● **What you have to do**:
Show all lines from the listing below that contain "time".

● **Supplied material**:
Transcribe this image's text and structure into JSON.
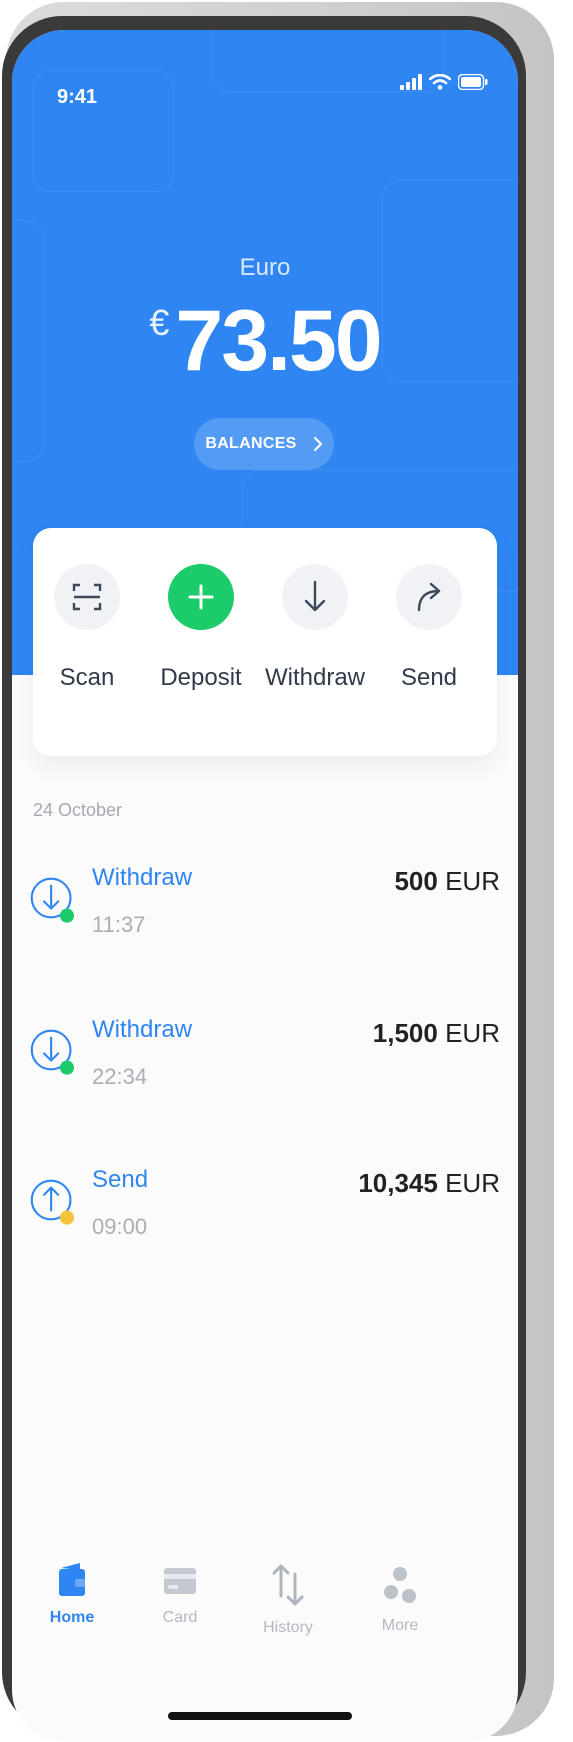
{
  "status_bar": {
    "time": "9:41"
  },
  "balance": {
    "currency_name": "Euro",
    "symbol": "€",
    "amount": "73.50"
  },
  "balances_button": {
    "label": "BALANCES"
  },
  "actions": [
    {
      "label": "Scan",
      "icon": "scan-icon"
    },
    {
      "label": "Deposit",
      "icon": "plus-icon"
    },
    {
      "label": "Withdraw",
      "icon": "arrow-down-icon"
    },
    {
      "label": "Send",
      "icon": "share-arrow-icon"
    }
  ],
  "transactions": {
    "date": "24 October",
    "items": [
      {
        "title": "Withdraw",
        "time": "11:37",
        "amount": "500",
        "currency": "EUR",
        "status_color": "#1ccb6a",
        "icon": "arrow-down-circle-icon"
      },
      {
        "title": "Withdraw",
        "time": "22:34",
        "amount": "1,500",
        "currency": "EUR",
        "status_color": "#1ccb6a",
        "icon": "arrow-down-circle-icon"
      },
      {
        "title": "Send",
        "time": "09:00",
        "amount": "10,345",
        "currency": "EUR",
        "status_color": "#f5c23c",
        "icon": "arrow-up-circle-icon"
      }
    ]
  },
  "tabs": [
    {
      "label": "Home",
      "icon": "wallet-icon",
      "active": true
    },
    {
      "label": "Card",
      "icon": "card-icon",
      "active": false
    },
    {
      "label": "History",
      "icon": "swap-arrows-icon",
      "active": false
    },
    {
      "label": "More",
      "icon": "dots-icon",
      "active": false
    }
  ],
  "colors": {
    "accent": "#2f86f2",
    "deposit": "#1ccb6a",
    "pending": "#f5c23c"
  }
}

● **Your solution**:
    "time": "9:41"
        "time": "11:37",
        "time": "22:34",
        "time": "09:00",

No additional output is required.